Task directions> Your answer is to be the count alone: the number of lines in the data below where "into" appears.

Provided records>
* * *
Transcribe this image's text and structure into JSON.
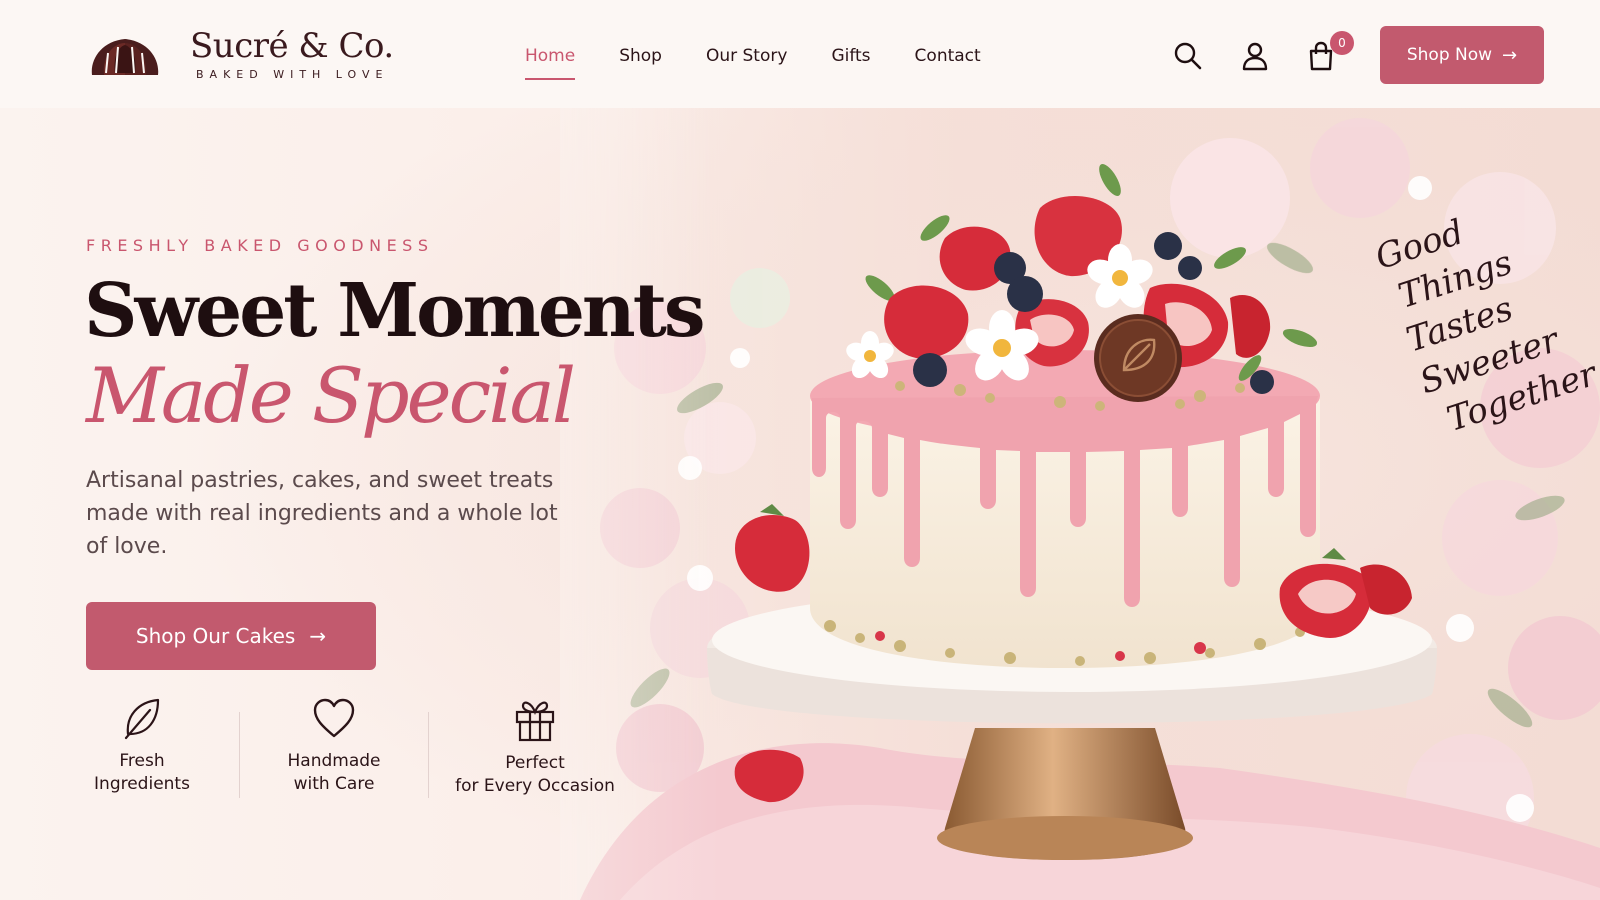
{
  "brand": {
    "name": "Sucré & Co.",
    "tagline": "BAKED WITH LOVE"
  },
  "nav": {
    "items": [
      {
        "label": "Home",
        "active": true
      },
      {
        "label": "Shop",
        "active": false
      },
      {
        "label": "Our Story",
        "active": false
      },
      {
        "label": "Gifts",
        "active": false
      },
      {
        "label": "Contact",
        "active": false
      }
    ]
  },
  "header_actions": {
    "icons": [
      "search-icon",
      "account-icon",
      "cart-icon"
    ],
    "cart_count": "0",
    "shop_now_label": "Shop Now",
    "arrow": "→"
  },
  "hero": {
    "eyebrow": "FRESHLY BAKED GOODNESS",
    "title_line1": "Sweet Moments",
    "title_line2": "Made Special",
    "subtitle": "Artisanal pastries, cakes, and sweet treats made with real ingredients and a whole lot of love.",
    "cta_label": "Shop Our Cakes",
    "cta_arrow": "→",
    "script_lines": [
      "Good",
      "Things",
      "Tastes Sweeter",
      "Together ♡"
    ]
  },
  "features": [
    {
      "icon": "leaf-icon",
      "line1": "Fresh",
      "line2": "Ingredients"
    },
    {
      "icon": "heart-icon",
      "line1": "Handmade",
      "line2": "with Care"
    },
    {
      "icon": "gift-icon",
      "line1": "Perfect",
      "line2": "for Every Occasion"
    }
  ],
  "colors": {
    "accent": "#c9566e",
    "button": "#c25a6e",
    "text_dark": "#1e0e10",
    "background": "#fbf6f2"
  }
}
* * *
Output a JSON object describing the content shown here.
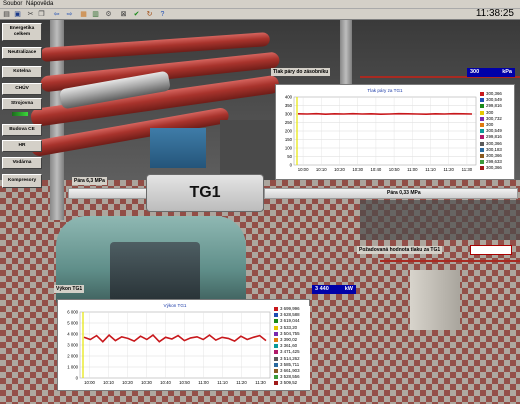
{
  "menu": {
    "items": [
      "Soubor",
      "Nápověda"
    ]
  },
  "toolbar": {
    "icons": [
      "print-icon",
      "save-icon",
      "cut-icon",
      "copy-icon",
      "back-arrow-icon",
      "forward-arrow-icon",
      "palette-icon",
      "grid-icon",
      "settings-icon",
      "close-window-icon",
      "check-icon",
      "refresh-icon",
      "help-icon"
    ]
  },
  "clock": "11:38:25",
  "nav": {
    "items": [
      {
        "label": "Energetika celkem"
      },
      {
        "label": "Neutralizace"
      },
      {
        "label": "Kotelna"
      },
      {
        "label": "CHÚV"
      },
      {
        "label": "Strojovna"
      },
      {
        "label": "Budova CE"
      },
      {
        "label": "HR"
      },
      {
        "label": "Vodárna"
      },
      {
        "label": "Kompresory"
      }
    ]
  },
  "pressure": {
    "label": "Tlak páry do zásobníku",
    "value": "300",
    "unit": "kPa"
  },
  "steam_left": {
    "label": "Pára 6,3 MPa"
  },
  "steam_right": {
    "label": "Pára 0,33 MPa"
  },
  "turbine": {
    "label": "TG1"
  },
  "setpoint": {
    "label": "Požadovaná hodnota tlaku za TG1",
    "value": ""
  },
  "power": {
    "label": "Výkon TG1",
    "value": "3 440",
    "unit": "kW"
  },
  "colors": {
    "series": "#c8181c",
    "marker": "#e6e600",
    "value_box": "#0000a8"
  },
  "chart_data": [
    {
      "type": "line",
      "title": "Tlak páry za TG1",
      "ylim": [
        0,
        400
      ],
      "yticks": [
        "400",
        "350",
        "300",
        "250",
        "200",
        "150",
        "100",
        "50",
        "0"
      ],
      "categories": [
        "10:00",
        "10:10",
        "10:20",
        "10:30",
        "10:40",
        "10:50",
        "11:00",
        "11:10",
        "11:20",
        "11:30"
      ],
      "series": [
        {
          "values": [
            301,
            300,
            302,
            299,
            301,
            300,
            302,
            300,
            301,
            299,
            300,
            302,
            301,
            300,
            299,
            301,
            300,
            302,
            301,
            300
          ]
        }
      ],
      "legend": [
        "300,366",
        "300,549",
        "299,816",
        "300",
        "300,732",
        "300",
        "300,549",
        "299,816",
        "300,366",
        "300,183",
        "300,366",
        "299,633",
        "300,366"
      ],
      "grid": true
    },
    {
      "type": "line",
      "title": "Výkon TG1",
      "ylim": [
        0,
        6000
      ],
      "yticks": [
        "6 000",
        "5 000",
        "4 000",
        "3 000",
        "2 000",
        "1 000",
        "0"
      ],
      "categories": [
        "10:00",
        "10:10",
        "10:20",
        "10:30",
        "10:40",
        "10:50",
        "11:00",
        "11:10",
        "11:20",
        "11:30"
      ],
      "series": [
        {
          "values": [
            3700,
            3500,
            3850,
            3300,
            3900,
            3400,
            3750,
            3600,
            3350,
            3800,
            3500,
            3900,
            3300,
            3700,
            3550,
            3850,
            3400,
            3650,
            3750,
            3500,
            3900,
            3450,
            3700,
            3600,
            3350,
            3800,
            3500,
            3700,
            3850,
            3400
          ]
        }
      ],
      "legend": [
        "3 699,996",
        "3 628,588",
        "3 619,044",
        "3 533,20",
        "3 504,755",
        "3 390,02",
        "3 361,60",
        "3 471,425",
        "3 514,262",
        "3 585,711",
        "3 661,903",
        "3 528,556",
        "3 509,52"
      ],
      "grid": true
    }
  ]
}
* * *
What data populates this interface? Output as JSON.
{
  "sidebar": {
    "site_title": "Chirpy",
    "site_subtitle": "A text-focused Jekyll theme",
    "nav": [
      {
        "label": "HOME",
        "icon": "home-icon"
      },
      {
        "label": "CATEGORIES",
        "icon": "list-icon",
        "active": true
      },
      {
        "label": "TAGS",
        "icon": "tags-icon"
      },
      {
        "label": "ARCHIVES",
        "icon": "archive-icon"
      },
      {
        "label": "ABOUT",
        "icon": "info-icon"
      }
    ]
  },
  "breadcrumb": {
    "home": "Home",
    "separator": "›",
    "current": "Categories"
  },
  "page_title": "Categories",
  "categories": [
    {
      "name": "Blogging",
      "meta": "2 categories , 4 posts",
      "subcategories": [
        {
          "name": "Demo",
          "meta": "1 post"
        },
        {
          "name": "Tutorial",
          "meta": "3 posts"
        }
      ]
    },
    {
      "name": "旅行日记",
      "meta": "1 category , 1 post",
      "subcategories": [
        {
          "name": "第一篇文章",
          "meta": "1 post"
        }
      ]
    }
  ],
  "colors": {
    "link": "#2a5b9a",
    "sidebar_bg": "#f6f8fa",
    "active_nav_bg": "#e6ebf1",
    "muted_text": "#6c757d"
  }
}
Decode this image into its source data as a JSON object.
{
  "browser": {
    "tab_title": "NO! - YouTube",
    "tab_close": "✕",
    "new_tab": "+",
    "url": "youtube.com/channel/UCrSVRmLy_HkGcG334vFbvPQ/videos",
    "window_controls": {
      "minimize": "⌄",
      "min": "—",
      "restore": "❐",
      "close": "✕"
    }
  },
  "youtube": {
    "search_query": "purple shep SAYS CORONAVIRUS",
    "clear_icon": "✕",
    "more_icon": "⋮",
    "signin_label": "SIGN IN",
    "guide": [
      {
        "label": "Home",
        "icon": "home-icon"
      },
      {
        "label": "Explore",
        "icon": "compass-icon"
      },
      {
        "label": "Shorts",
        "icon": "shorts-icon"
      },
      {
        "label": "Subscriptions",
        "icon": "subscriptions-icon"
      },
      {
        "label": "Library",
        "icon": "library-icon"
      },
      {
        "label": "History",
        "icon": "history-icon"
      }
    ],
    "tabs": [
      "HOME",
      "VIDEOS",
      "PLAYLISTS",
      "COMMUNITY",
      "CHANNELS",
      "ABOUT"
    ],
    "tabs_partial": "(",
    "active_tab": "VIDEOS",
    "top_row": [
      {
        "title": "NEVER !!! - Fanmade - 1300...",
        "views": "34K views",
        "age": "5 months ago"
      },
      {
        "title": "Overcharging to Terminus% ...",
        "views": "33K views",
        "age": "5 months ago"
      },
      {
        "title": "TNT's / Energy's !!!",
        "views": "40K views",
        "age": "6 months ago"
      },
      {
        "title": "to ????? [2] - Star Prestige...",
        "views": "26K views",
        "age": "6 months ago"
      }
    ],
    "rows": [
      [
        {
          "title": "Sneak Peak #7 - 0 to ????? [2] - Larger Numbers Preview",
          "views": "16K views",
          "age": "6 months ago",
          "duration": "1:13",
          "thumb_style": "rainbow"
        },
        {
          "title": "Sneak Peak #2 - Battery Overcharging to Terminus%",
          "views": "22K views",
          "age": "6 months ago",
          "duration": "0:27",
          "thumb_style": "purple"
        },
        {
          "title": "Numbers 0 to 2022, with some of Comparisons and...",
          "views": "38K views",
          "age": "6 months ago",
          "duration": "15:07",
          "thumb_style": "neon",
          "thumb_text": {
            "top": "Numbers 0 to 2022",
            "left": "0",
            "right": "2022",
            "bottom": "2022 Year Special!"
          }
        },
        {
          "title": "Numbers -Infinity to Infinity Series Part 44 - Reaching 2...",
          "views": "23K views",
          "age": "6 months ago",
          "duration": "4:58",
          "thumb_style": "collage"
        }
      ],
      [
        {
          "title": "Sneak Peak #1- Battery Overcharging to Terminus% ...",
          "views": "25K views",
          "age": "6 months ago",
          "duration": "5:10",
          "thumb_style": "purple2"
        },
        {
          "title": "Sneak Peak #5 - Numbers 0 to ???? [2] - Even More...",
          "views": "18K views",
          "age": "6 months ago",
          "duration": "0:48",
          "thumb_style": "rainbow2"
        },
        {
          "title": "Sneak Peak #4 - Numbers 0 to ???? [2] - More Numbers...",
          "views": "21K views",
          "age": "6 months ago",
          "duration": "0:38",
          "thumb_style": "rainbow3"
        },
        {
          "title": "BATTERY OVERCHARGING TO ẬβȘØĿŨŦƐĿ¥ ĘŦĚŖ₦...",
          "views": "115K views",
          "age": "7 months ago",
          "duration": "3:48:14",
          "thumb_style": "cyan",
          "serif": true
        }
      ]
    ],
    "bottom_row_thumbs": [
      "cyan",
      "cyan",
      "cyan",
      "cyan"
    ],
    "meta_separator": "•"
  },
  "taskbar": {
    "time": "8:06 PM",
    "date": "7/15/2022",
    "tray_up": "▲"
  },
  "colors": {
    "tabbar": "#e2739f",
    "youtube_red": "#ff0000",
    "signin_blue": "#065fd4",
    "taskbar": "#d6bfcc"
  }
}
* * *
Response> 2